> [DIRECTIONS FOR THIS TASK] Every line containing the word "icon" must be pulled from the records.

****

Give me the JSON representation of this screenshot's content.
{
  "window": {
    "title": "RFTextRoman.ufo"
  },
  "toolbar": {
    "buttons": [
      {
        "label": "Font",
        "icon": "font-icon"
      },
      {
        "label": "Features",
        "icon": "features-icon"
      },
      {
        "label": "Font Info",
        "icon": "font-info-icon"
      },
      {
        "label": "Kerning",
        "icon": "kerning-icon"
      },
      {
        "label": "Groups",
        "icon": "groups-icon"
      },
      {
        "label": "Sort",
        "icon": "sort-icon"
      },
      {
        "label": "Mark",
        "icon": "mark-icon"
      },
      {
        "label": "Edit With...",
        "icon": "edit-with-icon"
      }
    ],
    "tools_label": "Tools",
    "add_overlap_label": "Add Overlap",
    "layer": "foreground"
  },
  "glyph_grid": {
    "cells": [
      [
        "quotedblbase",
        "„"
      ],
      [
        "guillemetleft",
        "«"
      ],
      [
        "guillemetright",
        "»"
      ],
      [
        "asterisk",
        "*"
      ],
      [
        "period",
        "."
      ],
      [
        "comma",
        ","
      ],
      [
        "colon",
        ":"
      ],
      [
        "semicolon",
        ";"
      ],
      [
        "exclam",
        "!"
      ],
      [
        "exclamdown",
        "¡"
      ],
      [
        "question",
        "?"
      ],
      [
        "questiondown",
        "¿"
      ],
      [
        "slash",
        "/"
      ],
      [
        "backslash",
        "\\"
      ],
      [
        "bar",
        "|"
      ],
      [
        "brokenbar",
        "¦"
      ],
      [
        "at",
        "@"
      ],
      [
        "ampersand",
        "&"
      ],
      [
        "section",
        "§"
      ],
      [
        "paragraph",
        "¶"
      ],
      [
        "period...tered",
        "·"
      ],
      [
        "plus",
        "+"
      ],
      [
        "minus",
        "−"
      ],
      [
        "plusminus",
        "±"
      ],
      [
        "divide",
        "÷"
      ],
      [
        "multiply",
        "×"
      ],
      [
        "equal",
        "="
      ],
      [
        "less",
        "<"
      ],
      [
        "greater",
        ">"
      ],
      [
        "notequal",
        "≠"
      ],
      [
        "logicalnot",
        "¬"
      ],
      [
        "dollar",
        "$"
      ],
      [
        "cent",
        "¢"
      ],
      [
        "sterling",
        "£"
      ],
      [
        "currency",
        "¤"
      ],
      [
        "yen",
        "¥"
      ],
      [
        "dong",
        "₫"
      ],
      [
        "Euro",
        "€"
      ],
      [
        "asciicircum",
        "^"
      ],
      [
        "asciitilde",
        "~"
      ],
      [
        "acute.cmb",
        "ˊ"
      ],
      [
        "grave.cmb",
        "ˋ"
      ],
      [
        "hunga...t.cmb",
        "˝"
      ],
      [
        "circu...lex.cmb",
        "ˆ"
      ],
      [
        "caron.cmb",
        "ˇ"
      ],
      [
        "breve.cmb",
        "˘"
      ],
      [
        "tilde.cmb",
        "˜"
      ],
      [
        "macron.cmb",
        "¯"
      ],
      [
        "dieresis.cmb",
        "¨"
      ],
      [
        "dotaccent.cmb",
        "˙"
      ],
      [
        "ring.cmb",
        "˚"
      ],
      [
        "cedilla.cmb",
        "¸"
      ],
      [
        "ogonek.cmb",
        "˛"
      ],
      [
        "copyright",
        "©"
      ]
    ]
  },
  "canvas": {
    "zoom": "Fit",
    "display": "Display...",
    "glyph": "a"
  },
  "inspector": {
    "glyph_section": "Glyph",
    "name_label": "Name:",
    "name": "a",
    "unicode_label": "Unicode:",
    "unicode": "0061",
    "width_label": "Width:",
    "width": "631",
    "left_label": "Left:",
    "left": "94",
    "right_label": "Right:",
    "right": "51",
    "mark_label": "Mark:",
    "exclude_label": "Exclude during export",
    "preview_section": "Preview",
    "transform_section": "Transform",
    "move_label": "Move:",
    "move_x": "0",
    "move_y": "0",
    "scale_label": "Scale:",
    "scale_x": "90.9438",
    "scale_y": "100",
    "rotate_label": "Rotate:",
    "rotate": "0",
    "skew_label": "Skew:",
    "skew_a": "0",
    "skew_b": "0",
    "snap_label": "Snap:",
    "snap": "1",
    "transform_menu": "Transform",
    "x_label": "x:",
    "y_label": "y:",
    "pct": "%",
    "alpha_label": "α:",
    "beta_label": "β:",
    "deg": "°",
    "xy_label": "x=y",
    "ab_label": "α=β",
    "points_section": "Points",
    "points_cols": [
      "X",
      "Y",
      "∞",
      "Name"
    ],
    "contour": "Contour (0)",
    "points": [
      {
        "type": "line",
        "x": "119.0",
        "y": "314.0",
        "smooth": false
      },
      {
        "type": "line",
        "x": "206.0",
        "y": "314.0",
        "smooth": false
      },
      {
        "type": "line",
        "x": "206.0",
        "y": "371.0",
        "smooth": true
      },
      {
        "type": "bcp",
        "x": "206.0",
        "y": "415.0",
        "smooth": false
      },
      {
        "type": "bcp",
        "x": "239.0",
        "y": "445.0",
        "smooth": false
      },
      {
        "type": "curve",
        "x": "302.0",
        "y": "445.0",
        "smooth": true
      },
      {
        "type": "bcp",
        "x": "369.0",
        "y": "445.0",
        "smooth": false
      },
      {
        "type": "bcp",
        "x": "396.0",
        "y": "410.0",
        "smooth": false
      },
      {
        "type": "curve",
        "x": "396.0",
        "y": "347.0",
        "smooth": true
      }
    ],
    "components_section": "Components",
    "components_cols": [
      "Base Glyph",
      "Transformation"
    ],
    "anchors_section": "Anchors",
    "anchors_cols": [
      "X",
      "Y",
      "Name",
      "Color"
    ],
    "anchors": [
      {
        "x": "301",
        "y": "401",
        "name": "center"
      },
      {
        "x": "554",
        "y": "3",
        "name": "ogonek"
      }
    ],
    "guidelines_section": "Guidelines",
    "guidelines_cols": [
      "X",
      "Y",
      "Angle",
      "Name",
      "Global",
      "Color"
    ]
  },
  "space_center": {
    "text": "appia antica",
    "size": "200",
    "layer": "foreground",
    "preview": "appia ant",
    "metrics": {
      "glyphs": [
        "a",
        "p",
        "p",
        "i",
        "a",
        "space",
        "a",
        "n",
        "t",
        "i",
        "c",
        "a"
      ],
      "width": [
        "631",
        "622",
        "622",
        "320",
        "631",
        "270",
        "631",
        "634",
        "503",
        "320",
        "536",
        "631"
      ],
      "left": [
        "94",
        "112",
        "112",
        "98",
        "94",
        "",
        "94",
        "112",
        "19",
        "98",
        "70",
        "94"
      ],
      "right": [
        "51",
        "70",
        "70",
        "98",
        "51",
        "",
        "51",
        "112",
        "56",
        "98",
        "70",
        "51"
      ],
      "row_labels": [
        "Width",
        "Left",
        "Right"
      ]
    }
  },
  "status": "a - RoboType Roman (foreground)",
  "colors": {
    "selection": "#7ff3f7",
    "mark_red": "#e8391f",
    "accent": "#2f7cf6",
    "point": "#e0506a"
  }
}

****

> [SOLVED PROBLEM]
        "icon": "font-icon"
        "icon": "features-icon"
        "icon": "font-info-icon"
        "icon": "kerning-icon"
        "icon": "groups-icon"
        "icon": "sort-icon"
        "icon": "mark-icon"
        "icon": "edit-with-icon"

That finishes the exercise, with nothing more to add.